# WHAT YOU SHOULD DO
Look through the data below for the string "content", and copy every line where it turns up.

Excerpts from an interface dataset:
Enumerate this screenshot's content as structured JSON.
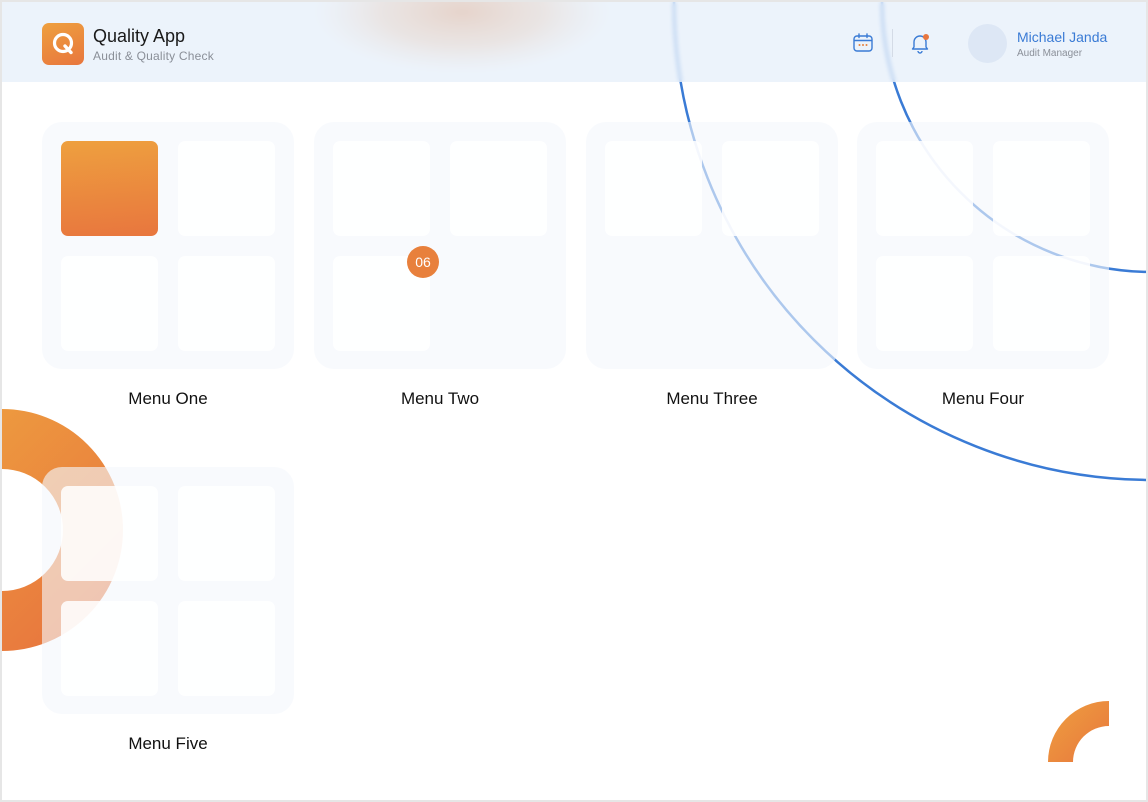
{
  "colors": {
    "accent_orange": "#e8803c",
    "accent_blue": "#3a7bd5",
    "header_bg": "#e4eefa",
    "card_bg": "#f3f7fc"
  },
  "header": {
    "logo_letter": "Q",
    "app_title": "Quality App",
    "app_subtitle": "Audit & Quality Check",
    "icons": [
      "calendar-icon",
      "bell-icon"
    ],
    "user": {
      "name": "Michael Janda",
      "role": "Audit Manager"
    }
  },
  "menus": [
    {
      "label": "Menu One",
      "filled_tiles": 4,
      "highlighted_tile": 1
    },
    {
      "label": "Menu Two",
      "filled_tiles": 3,
      "badge": "06"
    },
    {
      "label": "Menu Three",
      "filled_tiles": 2
    },
    {
      "label": "Menu Four",
      "filled_tiles": 4
    },
    {
      "label": "Menu Five",
      "filled_tiles": 4
    }
  ]
}
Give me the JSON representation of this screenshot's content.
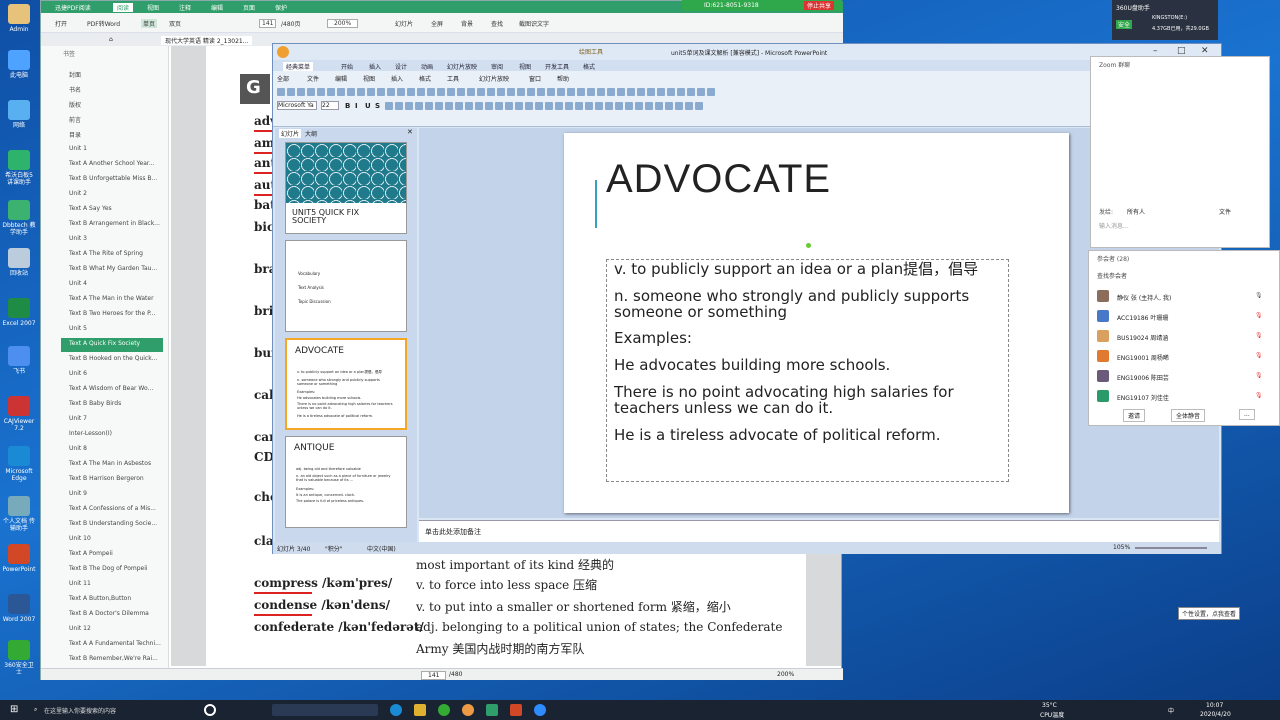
{
  "desktop": {
    "icons": [
      "Admin",
      "此电脑",
      "网络",
      "希沃白板5 讲课助手",
      "Dbbtech 教学助手",
      "回收站",
      "Excel 2007",
      "飞书",
      "CAJViewer 7.2",
      "Microsoft Edge",
      "个人文档 传输助手",
      "PowerPoint",
      "Word 2007",
      "360安全卫士"
    ]
  },
  "pdf": {
    "app_tab": "迅捷PDF阅读",
    "menu": [
      "阅读",
      "视图",
      "注释",
      "编辑",
      "页面",
      "保护"
    ],
    "toolbar": {
      "open": "打开",
      "to_word": "PDF转Word",
      "single": "单页",
      "double": "双页",
      "page_current": "141",
      "page_total": "/480页",
      "zoom": "200%",
      "slideshow": "幻灯片",
      "fullscreen": "全屏",
      "background": "背景",
      "find": "查找",
      "screenshot": "截图识文字"
    },
    "doc_tab": "现代大学英语 精读 2_13021...",
    "side_header": "书签",
    "toc": [
      "封面",
      "书名",
      "版权",
      "前言",
      "目录",
      "Unit 1",
      "Text A  Another School Year...",
      "Text B  Unforgettable Miss B...",
      "Unit 2",
      "Text A  Say Yes",
      "Text B  Arrangement in Black...",
      "Unit 3",
      "Text A  The Rite of Spring",
      "Text B  What My Garden Tau...",
      "Unit 4",
      "Text A  The Man in the Water",
      "Text B  Two Heroes for the P...",
      "Unit 5",
      "Text A  Quick Fix Society",
      "Text B  Hooked on the Quick...",
      "Unit 6",
      "Text A  Wisdom of Bear Wo...",
      "Text B  Baby Birds",
      "Unit 7",
      "Inter-Lesson(Ⅰ)",
      "Unit 8",
      "Text A  The Man in Asbestos",
      "Text B  Harrison Bergeron",
      "Unit 9",
      "Text A  Confessions of a Mis...",
      "Text B  Understanding Socie...",
      "Unit 10",
      "Text A  Pompeii",
      "Text B  The Dog of Pompeii",
      "Unit 11",
      "Text A  Button,Button",
      "Text B  A Doctor's Dilemma",
      "Unit 12",
      "Text A  A Fundamental Techni...",
      "Text B  Remember,We're Rai..."
    ],
    "page_left_words": [
      "G",
      "adv",
      "ame",
      "anti",
      "auto",
      "bat",
      "bicy",
      "bra",
      "brie",
      "bur",
      "cab",
      "care",
      "CD",
      "che",
      "clas"
    ],
    "entries": [
      {
        "word": "most important of its kind 经典的",
        "def": ""
      },
      {
        "word": "compress /kəm'pres/",
        "def": "v. to force into less space 压缩"
      },
      {
        "word": "condense /kən'dens/",
        "def": "v. to put into a smaller or shortened form 紧缩，缩小"
      },
      {
        "word": "confederate /kən'fedərət/",
        "def": "adj. belonging to a political union of states; the Confederate"
      },
      {
        "word": "",
        "def": "Army 美国内战时期的南方军队"
      }
    ],
    "status": {
      "page": "141",
      "total": "/480",
      "zoom": "200%"
    }
  },
  "ppt": {
    "title": "unit5单词及课文解析 [兼容模式] - Microsoft PowerPoint",
    "context_tab": "绘图工具",
    "tabs": [
      "经典菜单",
      "开始",
      "插入",
      "设计",
      "动画",
      "幻灯片放映",
      "审阅",
      "视图",
      "开发工具",
      "格式"
    ],
    "menus": [
      "全部",
      "文件",
      "编辑",
      "视图",
      "插入",
      "格式",
      "工具",
      "幻灯片放映",
      "窗口",
      "帮助"
    ],
    "font_name": "Microsoft Ya",
    "font_size": "22",
    "pane_tabs": [
      "幻灯片",
      "大纲"
    ],
    "thumbs": [
      {
        "num": "1",
        "title": "UNIT5 QUICK FIX SOCIETY"
      },
      {
        "num": "2",
        "lines": [
          "Vocabulary",
          "Text Analysis",
          "Topic Discussion"
        ]
      },
      {
        "num": "3",
        "title": "ADVOCATE",
        "lines": [
          "v. to publicly support an idea or a plan提倡，倡导",
          "n. someone who strongly and publicly supports someone or something",
          "Examples:",
          "He advocates building more schools.",
          "There is no point advocating high salaries for teachers unless we can do it.",
          "He is a tireless advocate of political reform."
        ]
      },
      {
        "num": "4",
        "title": "ANTIQUE",
        "lines": [
          "adj. being old and therefore valuable",
          "n. an old object such as a piece of furniture or jewelry that is valuable because of its ...",
          "Examples:",
          "It is an antique, concerned. clock.",
          "The palace is full of priceless antiques."
        ]
      }
    ],
    "slide": {
      "title": "ADVOCATE",
      "lines": [
        "v. to publicly support an idea or a plan提倡，倡导",
        "n. someone who strongly and publicly supports someone or something",
        "Examples:",
        "He advocates building more schools.",
        "There is no point advocating high salaries for teachers unless we can do it.",
        "He is a tireless advocate of political reform."
      ]
    },
    "notes_placeholder": "单击此处添加备注",
    "status": {
      "slide": "幻灯片 3/40",
      "theme": "\"积分\"",
      "lang": "中文(中国)",
      "zoom": "105%"
    }
  },
  "meeting_bar": {
    "id": "ID:621-8051-9318",
    "stop": "停止共享"
  },
  "usb": {
    "title": "360U盘助手",
    "drive": "KINGSTON(E:)",
    "info": "4.37GB已用，共29.0GB",
    "safe": "安全"
  },
  "zoom_chat": {
    "title": "Zoom 群聊",
    "send_to_label": "发给:",
    "send_to_value": "所有人",
    "file": "文件",
    "input_placeholder": "输入消息..."
  },
  "zoom_participants": {
    "title": "参会者 (28)",
    "search_placeholder": "查找参会者",
    "list": [
      {
        "name": "静仪 张 (主持人, 我)",
        "color": "#8a6d5a"
      },
      {
        "name": "ACC19186 叶珊珊",
        "color": "#4a78c8"
      },
      {
        "name": "BUS19024 周靖涵",
        "color": "#d9a060"
      },
      {
        "name": "ENG19001 周杨晞",
        "color": "#e07a30"
      },
      {
        "name": "ENG19006 陈田芸",
        "color": "#6b5a7a"
      },
      {
        "name": "ENG19107 刘佳佳",
        "color": "#2a9a6a"
      }
    ],
    "invite": "邀请",
    "mute_all": "全体静音",
    "more": "..."
  },
  "tooltip": "个性设置，点我查看",
  "taskbar": {
    "search": "在这里输入你要搜索的内容",
    "weather": "35°C",
    "weather_sub": "CPU温度",
    "ime": "中",
    "time": "10:07",
    "date": "2020/4/20"
  }
}
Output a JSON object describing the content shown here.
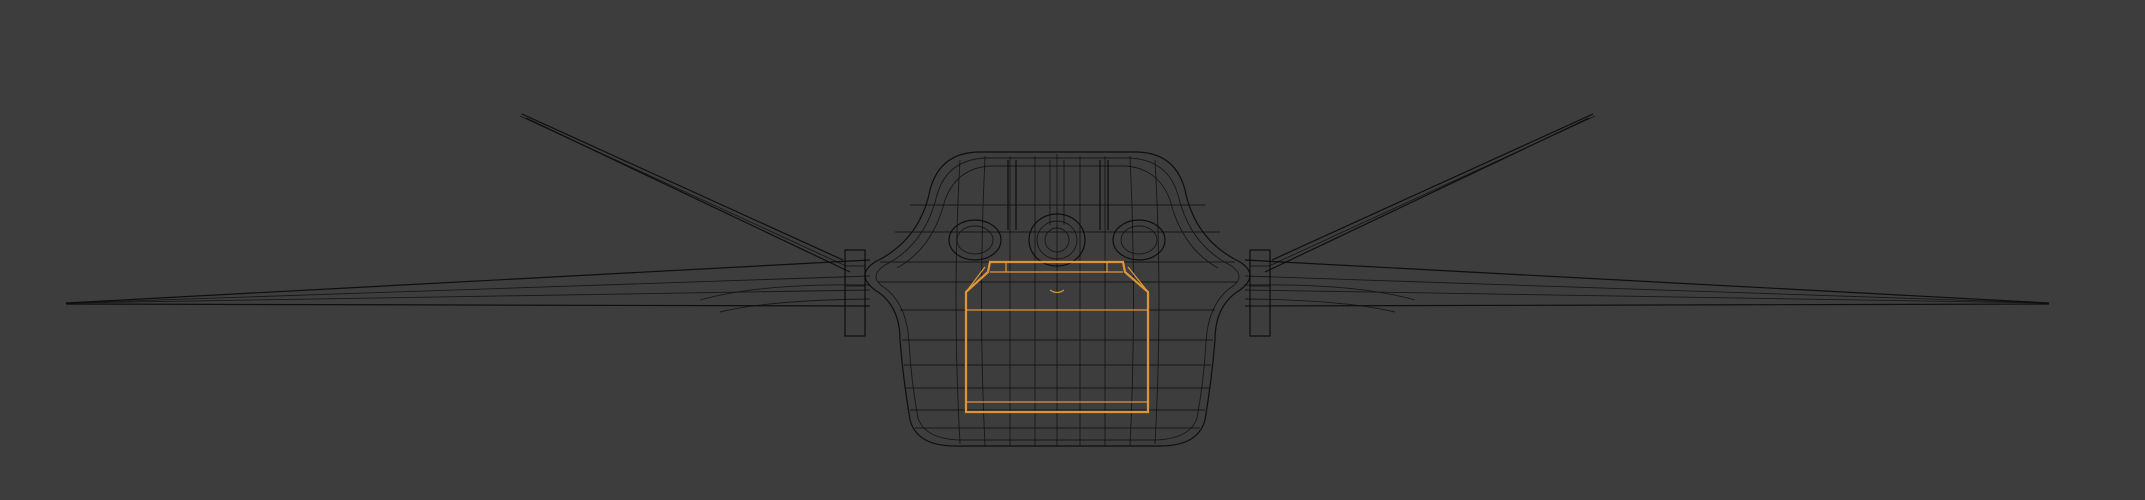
{
  "viewport": {
    "background_color": "#3d3d3d",
    "wire_color": "#0a0a0a",
    "selection_color": "#e69a3a",
    "mode": "wireframe"
  }
}
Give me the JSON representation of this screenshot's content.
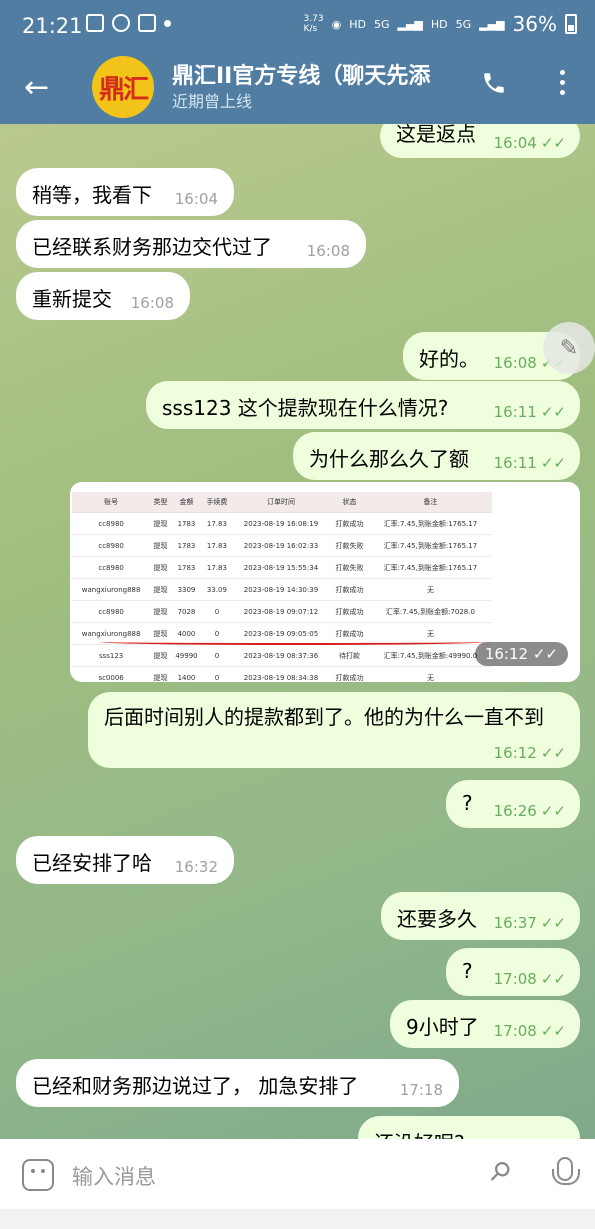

# RESULT OF THIS TASK
Enumerate this screenshot's content as structured JSON.
Give me the JSON representation of this screenshot's content.
Output a JSON object describing the content shown here.
Give me the JSON representation of this screenshot's content.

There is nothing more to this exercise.